Records to process:
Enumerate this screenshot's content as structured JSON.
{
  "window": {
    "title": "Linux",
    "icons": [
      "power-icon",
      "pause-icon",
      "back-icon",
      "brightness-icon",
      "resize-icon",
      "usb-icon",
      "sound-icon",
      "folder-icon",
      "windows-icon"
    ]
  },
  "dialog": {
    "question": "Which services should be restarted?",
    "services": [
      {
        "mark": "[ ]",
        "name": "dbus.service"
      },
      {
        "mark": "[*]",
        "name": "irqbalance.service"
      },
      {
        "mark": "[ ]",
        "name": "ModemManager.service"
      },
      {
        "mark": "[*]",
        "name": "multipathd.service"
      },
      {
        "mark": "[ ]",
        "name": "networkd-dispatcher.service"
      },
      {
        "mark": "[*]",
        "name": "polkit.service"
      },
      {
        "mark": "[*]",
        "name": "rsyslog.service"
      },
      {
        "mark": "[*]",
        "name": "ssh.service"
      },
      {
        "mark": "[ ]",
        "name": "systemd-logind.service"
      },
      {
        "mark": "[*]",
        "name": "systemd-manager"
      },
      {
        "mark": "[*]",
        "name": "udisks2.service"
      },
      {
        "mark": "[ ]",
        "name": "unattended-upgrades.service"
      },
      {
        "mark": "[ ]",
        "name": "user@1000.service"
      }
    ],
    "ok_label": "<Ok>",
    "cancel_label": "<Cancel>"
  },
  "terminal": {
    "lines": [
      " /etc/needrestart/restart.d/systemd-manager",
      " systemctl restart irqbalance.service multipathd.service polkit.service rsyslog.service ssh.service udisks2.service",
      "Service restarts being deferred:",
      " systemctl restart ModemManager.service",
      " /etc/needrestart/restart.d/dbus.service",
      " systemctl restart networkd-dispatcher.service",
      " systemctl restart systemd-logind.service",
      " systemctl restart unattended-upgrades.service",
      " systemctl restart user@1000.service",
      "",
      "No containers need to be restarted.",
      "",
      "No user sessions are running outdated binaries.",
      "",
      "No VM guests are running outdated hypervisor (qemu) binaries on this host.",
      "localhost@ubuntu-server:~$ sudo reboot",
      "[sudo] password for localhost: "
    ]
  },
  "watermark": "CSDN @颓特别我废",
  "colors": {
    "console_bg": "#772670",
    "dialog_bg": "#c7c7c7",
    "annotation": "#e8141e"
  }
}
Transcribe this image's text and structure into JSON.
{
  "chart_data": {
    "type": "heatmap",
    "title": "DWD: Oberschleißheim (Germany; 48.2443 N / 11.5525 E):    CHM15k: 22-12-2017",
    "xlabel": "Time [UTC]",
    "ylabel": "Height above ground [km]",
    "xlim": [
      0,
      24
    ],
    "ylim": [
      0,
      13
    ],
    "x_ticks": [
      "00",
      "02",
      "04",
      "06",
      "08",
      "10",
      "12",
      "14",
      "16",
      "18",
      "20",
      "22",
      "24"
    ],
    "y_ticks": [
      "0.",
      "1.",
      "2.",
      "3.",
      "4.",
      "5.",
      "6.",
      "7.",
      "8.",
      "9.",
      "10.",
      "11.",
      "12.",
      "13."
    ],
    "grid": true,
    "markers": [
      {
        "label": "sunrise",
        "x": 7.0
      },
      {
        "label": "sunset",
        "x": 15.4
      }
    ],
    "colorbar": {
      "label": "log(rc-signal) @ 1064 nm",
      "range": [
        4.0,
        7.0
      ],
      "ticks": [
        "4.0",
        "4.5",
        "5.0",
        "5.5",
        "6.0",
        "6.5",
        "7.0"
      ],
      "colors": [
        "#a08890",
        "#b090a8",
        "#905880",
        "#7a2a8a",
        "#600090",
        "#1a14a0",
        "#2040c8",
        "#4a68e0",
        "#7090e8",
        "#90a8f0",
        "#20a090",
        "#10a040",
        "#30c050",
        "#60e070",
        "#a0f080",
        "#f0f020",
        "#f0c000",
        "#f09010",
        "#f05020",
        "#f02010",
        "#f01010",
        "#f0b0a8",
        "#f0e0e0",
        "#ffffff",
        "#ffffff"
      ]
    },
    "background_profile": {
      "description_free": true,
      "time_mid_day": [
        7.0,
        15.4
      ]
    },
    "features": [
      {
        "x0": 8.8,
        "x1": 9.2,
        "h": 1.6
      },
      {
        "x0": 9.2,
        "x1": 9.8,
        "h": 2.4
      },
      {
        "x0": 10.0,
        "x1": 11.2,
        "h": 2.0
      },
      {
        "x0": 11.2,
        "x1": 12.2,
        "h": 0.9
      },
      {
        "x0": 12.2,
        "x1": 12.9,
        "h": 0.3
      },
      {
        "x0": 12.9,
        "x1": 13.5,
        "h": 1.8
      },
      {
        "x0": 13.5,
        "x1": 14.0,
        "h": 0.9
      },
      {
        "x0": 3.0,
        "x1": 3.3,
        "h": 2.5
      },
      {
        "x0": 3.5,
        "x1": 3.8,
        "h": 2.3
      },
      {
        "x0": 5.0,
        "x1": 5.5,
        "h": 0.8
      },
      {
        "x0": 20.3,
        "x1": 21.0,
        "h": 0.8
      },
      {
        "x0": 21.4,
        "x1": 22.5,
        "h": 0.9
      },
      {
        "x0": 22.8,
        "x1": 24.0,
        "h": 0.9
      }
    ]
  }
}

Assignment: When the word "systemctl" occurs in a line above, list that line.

Your solution:
      " systemctl restart irqbalance.service multipathd.service polkit.service rsyslog.service ssh.service udisks2.service",
      " systemctl restart ModemManager.service",
      " systemctl restart networkd-dispatcher.service",
      " systemctl restart systemd-logind.service",
      " systemctl restart unattended-upgrades.service",
      " systemctl restart user@1000.service",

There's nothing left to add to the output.